not a single-issue person, I never have been. I'm against abortion, but if somebody
who was in favor of abortion got the Republican nomination and I felt like I
agreed with them on 75 percent or 80 percent of the other issues, I would vote
for them. I just never have been a single-issue person. I grew up in a political
family, and nobody agrees on everything. I mean, I don't agree with myself 100
percent of the time. Sometimes I change my mind and wish I'd voted a different
way than maybe I'd voted on some bill two or three years earlier.
CD: If the Republican nominee embraces a neoconservative foreign policy…
JD: I'll be very disappointed, but not surprised.
CD: But with public support for the war as low as it is, how does that bode
for the Republican candidate in '08? If Republicans lose, will that lead to
a change in the way the party approaches foreign policy?
JD: Let me explain it this way. You know, probably President Bush, I
guess he gets very angry with anybody who opposes what he's done in Iraq. He
should be getting angry at the neocons that got him into that in the first place.
Because that's what's turned off most of the independents who otherwise would
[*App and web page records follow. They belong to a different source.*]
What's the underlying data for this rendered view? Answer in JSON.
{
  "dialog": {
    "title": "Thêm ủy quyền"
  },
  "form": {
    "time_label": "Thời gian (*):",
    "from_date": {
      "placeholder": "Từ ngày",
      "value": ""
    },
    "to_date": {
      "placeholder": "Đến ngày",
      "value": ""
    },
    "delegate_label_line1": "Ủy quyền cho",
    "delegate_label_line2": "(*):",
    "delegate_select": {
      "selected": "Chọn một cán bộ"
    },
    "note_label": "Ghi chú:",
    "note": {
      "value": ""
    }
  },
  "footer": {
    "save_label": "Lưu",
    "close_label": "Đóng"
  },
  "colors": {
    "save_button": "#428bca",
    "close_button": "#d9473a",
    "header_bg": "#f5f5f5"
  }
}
have voted for us. It's done, in my opinion, three really bad things. One, it's
hurt the Republican Party and the conservative philosophy in which I believe
very deeply, and it's hurt us very badly – and you can see that in President
Bush's 26 percent or 28 percent favorable ratings. Because even many of those
people are not enthusiastic about Iraq, they're just polling that way because
they don't want to be considered on the same side as Ted Kennedy or Nancy Pelosi
on anything. But worse than what it's done to our party is what it's done to
our country, because it has greatly harmed our reputation throughout the world,
and it's hurt our relations with other countries, particularly those in the
Middle East. We should be friends with Israel, but we should also try to be
friends with all those other countries in the Middle East, too. And then the
worse thing it's done, worst of all, is all those thousands of young people
who've been killed or horribly wounded. And so, that's just the way I feel about